One of the Hubble Space Telescope’s targets was the Cat’s Eye Nebula. NGC 6543 is a planetary nebula that lies 3,600 light years from us with a magnitude of 8.1. There is a strange structure to the remains of the central dead star. The theoretical cause is what was thought to be one central star is actually a binary star system. You should also notice NGC 6552 which is a 14th magnitude spiral galaxy some nine arc minutes from the Cat’s Eye and 50 million light years from Earth. Now for a real challenge try is to spot and photograph the Draco Dwarf Galaxy. At only 260,000 light years away, this dwarf elliptical is measures 33 by 19 arc minutes or a full moon in width and is considered a companion of the Milky Way Galaxy. Good luck with that one.


Deemed the best meteor shower of the year – the Perseids will be at their best on the morning of August 12th. With an estimated rate of 100 meteors per hour, the moon will rise around midnight thus being a nuisance.
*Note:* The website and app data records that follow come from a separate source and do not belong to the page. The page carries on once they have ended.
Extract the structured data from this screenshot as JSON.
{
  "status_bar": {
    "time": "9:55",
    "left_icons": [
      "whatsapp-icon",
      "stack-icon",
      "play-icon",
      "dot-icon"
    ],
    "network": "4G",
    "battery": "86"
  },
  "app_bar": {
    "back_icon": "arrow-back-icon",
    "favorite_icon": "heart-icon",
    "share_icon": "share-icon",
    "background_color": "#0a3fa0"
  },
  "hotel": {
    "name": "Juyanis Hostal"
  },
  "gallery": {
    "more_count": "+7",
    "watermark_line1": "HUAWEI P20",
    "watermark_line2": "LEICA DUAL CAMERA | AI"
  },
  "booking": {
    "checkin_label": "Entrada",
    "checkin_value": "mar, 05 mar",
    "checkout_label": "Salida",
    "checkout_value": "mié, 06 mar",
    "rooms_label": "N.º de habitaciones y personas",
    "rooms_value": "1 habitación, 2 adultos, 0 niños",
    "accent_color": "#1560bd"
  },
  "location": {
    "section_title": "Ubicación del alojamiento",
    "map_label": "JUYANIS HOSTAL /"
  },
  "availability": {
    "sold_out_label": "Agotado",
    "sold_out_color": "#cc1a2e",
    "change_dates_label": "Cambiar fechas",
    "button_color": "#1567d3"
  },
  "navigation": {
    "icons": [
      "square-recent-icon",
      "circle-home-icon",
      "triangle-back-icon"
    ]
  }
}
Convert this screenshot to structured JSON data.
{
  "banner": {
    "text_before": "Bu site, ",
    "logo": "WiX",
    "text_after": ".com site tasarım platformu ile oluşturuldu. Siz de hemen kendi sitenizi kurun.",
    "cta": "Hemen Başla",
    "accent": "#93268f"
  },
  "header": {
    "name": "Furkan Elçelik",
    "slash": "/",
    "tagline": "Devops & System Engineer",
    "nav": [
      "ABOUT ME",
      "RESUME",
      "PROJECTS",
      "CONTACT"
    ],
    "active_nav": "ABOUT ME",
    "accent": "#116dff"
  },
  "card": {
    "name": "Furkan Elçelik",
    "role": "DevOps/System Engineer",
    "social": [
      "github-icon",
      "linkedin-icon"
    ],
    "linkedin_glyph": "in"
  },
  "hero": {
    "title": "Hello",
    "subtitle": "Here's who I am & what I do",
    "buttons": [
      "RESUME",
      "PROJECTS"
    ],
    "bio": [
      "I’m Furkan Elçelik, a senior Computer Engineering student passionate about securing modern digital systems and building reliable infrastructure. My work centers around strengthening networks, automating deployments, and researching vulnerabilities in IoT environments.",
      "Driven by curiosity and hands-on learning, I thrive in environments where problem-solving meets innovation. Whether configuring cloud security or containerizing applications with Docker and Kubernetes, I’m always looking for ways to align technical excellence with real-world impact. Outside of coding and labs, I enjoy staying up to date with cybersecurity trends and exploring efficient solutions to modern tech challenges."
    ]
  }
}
But even with the Moon up, it should still be worth at trip to the country with a clear horizon. Speaking of the Moon, there will be two full moons slated for August 1st – the Sturgeon Moon and on the 31st – the Grain Moon which is also the Blue Moon. The Moon will not turn blue or will it?


The summer of 1950 was extremely dry and there were massive forest fires burning in the west. Famed Canadian astronomer Helen Sawyer Hogg was living in Southern Ontario at the time of the fires. On September 25 and 26 heavy smoke filled the air and by 3:30 p.m. it seemed like nightfall. At times she could see the Sun briefly come into view and appeared blue-mauve in colour but casting no shadows. She explained at the time was most likely caused by certain types of dust particles that are slightly larger than a wavelength of light. These particles filter red light, but allow blue light to pass through, thereby creating the illusion of a blue moon and sun. The days that followed, eastern Canada and the US and eventually the British Isles saw the same phenomena.


This month’s new Moon is slated for the 17th. Since we are now in cottage and camping season, try to plan your get away time around this date to take advantage of country skies and the absence of light pollution. The Milky Way will be riding high overhead as it stretches to the south to Sagittarius and the middle of our galaxy. Unfortunately you will be without bright planets for most of the night as Mars sets at 11:00 p.m. locally on the 1st and Saturn sinks below the horizon a half hour later. On the 14th, Saturn, Mars and Spica line up nicely, thus another digital moment very low in the west. During the night you will have to hunt for the planets Neptune in Aquarius and Uranus in Cetus. Come the morning Venus and Jupiter blaze away in the east before sunrise.


Until next month, clear skies everyone.

Gary Boyle




eNews date: 
Wednesday, August 1, 2012